There is starting to be a routine to this: as Airbus and Boeing advance development of new products, their family concepts start to shrink.

When the Airbus A380 ran into production problems, the freighter version was scrapped and the stretch -900 was kicked into the long grass. The Boeing 787-3 was stillborn even as the -8 and -9 advanced. Now the A350 is experiencing a similar evolution. As the manufacturer focuses on birthing the -900 and designing the -1000, the third family member, the -800, is dying of benign neglect.

Airbus officials insist that the -800 remains a member of the A350 family. However, John Leahy, chief operating officer for customers, stresses that while production slots are scarce, he is focused on selling the higher-margin -900. In fact, there is an effort underway to convert -800 buyers to the -900. Airbus has 118 firm orders for the -800, which is currently due to emerge in 2016.

Similarly, A350 Program Executive Vice President Didier Evrard says there is a clear emphasis on the -900, the lead platform in the program. The next priority is the -1000, the aircraft with which Airbus hopes to break the dominance of Boeing's 777 in the twin-long-haul segment.

The -800's wane is compounded by concerns among potential customers about its performance and per-seat costs. In analyzing future fleet requirements, one airline executive found the -800's per-seat costs were no better than the Boeing 767's, let alone the A330-300's.

At the same time, just bringing the -900 out of development is at a critical stage. “The next two years are going to be extremely important,” Evrard says. First customer delivery of the -900 is planned for the first half of 2014, and it is moving closer to the middle of the year than the start, he acknowledges.

Despite the move taken last year to delay the initial in-service date to 2014, the -900 schedule is tight. Some elements are running ahead of schedule but there are signs of slippage in other areas. While the wings for the static-test elements are due in July, delays may push them into August. Airbus is using a new wing-assembly process to take advantage of greater automation. “It is slower than we thought it would be,” Evrard concedes, but he says it will be a huge boon in high-rate production.

Several internal milestones loom. One is the start of final assembly of the first flight aircraft, MSN1, in July. Airbus also targets power-on when the first two of three fuselage sections are mated to quickly reduce integration risk. Later in the summer, Sections 13/14 (the mid fuselage) and Sections 11/12 (the nose section) are slated to be joined with the aft fuselage.

However, component supply issues remain a concern. Airbus has worked with suppliers “to jointly develop action plans to make it work seamlessly,” says Fabrice Bregier, Airbus COO, who will take over running the company on June 1 when Tom Enders becomes EADS CEO.

“In terms of readiness, they are in reasonable shape,” Evrard notes. But he adds, “we are watching very closely the financial health of the suppliers.” The current financial pressure in Europe is making it difficult for some small companies to obtain loans, Bregier notes.

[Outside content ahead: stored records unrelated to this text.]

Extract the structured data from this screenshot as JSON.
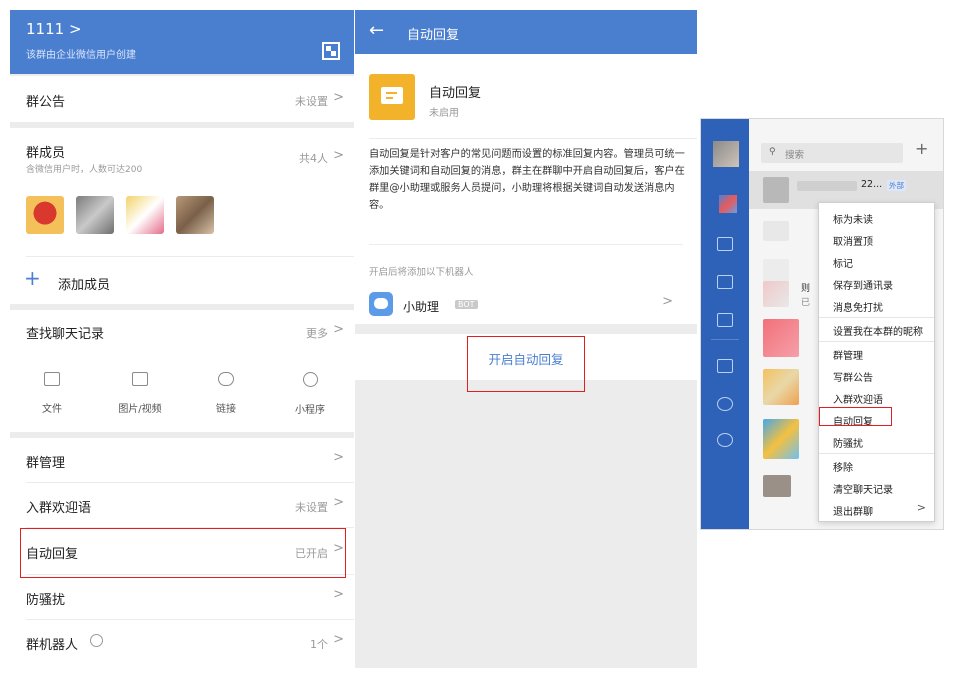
{
  "left": {
    "group_name": "1111 >",
    "group_sub": "该群由企业微信用户创建",
    "announcement": {
      "label": "群公告",
      "value": "未设置"
    },
    "members": {
      "label": "群成员",
      "value": "共4人",
      "sub": "含微信用户时，人数可达200"
    },
    "add_member": "添加成员",
    "search_history": {
      "label": "查找聊天记录",
      "value": "更多"
    },
    "file_types": [
      "文件",
      "图片/视频",
      "链接",
      "小程序"
    ],
    "rows": [
      {
        "label": "群管理",
        "value": ""
      },
      {
        "label": "入群欢迎语",
        "value": "未设置"
      },
      {
        "label": "自动回复",
        "value": "已开启"
      },
      {
        "label": "防骚扰",
        "value": ""
      },
      {
        "label": "群机器人",
        "value": "1个"
      }
    ]
  },
  "mid": {
    "header_title": "自动回复",
    "card_title": "自动回复",
    "card_status": "未启用",
    "description": "自动回复是针对客户的常见问题而设置的标准回复内容。管理员可统一添加关键词和自动回复的消息，群主在群聊中开启自动回复后，客户在群里@小助理或服务人员提问，小助理将根据关键词自动发送消息内容。",
    "robots_hint": "开启后将添加以下机器人",
    "robot_name": "小助理",
    "robot_badge": "BOT",
    "enable_button": "开启自动回复"
  },
  "right": {
    "search_placeholder": "搜索",
    "chat_title": "22...",
    "chat_tag": "外部",
    "partial_texts": [
      "则",
      "已"
    ],
    "menu": [
      "标为未读",
      "取消置顶",
      "标记",
      "保存到通讯录",
      "消息免打扰",
      "设置我在本群的昵称",
      "群管理",
      "写群公告",
      "入群欢迎语",
      "自动回复",
      "防骚扰",
      "移除",
      "清空聊天记录",
      "退出群聊"
    ]
  },
  "colors": {
    "header_blue": "#4a7ecf",
    "sidebar_blue": "#2e62b8",
    "highlight_red": "#e02020",
    "icon_yellow": "#f2b32b"
  }
}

It is not just about small suppliers—Airbus continues to work with GKN Aerospace and Spirit AeroSystems to make sure their efforts are on track. Progress has been made, but more must be done, Evrard says, to get back on schedule by year-end.

Nonetheless, there have also been several encouraging developments. The process of building the static test article, the first aircraft undergoing assembly, is so far running smoothly. Evrard says, “everybody in the final assembly was pleased with how it came together” with no gaps between sections. Once the wings are mated to the fuselage, it will validate much of the structural assembly process.

Evrard also notes that the company has been trying to incorporate many lessons from other programs. An early complaint about the A380 was that it generated too many built-in-test (BIT) messages, which overwhelmed crews. On the A350, the BIT approach was refined to avoid that, and suppliers were told to have BIT capabilities ready when subsystems are delivered so the software can be updated.